This is our final edition prior to the opening of the much discussed, highly debated, unquestionably controversial, hyperbolically overwrought SHOT Show.
As we’ve watched, listened and prepped news for next week, one thing has become obvious: this show really will be different from any of the twenty or so others we’ve covered.
Last year’s virtual event was radically removed from an extravaganza with fourteen miles of aisles.
SHOT 2022 will occupy even more space.
And the amount of controversy and debate it has already caused is immeasurable.
Some in (or around) the industry seem determined to turn the decision to attend or stay home into some sort of litmus test on where one stands on almost all other hot button issues.
It decidedly is not.
SHOT Show is what it has always been -a trade show.
Yes, it’s being held in some very trying times and unusual circumstances. But absent all the overheated rhetoric, the question every business owner has to answer about SHOT has not changed one iota: do I need to go to SHOT?
This year’s risk/reward equation has some (hopefully) abnormal variables, but the industry is also coming off some unprecedentedly positive results.
While the pandemic has scrambled the global supply chain and cratered most of the remaining trust in the competence of our government, it has reconnected a terrific number of otherwise disenfranchised Americans with the great outdoors.
And that’s been good for the outdoor industry.
As was pointed out to me last week at the ATA Show, 2021 was by most standards a terrific year for outdoor retailers.
The only downside? Knowing that if product had been available, 2021 would have been even better.
Some companies won’t be attending next week. Many others will. And despite what you might have heard, I’ve been told -repeatedly- by many company executives, the decisions were business-based.
Sorry, but no political statements.
For some, the reward simply didn’t outweigh the potential risk.
If your company were running at full capacity; selling all the existing products it could make, would going to a trade show to announce new products you lack the capacity to produce look like a good idea?
I remember when the industry seemed to be fueled by the product equivalent of computer industry “vaporware” - products would be rolled out with a ballyhoo, then consumers would wait - usually for months- until the product finally hit retail shelves.
The industry’s ditched that idea. And that kind of strategy is guaranteed to be a lose/lose proposition.
Ergo, some companies don’t “need” to be at SHOT Show. Companies can’t instantly expand manufacturing capacities, and experience says at some point there will be a contraction of demand. Again, the risk outweighs the reward.
But…if your business isn’t running full-tilt, this SHOT represents a unique opportunity to connect with buyers who are looking for new products to keep their customers enthused.
From my chair here in the peanut gallery SHOT 2022 represents an opportunity to at least get more buyers to consider your products.
The opportunity to connect to a single distributor or major retailer just might be exactly what it takes for some manufacturers to invigorate their businesses.
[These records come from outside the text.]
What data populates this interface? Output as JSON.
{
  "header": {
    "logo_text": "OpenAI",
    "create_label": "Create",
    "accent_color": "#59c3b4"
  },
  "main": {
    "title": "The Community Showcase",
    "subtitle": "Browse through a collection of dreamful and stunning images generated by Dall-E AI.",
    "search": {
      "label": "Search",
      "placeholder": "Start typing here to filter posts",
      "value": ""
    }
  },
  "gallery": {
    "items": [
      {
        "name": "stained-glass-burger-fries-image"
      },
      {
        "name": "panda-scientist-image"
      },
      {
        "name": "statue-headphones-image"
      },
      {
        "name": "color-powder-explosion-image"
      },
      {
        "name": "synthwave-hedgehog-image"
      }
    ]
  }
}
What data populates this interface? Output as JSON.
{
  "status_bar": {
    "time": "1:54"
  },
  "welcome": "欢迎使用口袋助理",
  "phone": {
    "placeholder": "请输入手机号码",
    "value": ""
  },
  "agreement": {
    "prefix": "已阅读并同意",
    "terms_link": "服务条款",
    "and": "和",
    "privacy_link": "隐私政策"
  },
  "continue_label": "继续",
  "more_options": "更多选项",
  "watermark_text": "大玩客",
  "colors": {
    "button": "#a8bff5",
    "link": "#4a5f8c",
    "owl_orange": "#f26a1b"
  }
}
Having covered trade shows in a variety of industries over four decades, I know “trend-spotting” can make a big positive difference for everyone: manufacturers, distributors, retailers and media-types. Everyone wants to say they found the “next hot trend.”
With fewer “major” exhibitors in attendance, the chance to do more searching for those more unique products is not only more attractive, it’s more possible.
In today’s news section of The Outdoor Wire, you’ll see a headline regarding research into the new faces coming into hunting. That research indicated hunting saw a twenty-five percent increase in 2020. That’s far beyond anything ever considered a remote possibility by outreach or retention efforts. These new hunters were compelled outside by the pandemic.
If sales of guns, ammunition and accessories are any indication, there were similar increases in enthusiasm for shooting sports, and a growing acceptance of gun ownership. The acceptance cuts across demographic lines few expected would ever be crossed.
There are now more of “us” than there have been in decades.That’s both a unique opportunity and a challenge for retailers.
There are many more of “us” but we don’t all look -or think- alike.
Smart retailers are looking at the new customers and working on how to reach them more effectively. They’re not fettered by conventional thinking or group-think that is pervasive in any affinity group.
Consequently, they’re more willing to look at new products or consider new ways of doing things. That means the retailers have to re-examine what -and how- they sell.
This year’s SHOT Show may give them the opportunity to do the “trend-spotting” that helps them better tap into those newbies. These new hunters include locavores and organic eaters - they’re going to be open to all manner of new “stuff” to help them be better at harvesting, preparing and preserving their animals.
Many of the new shooters aren’t new to technology. They readily accept “new” methods of training, new technology to safely store and transport their new “shooting tools” and will show up with expectations that retailers will “get” that about them.
Yes, SHOT 2022 will be different. We will all miss not seeing friends and familiar faces.
But there are lots of “things” to be discovered while we’re making our way around those “miles of aisles.”
And as always, we’ll keep you posted.
— Jim Shepherd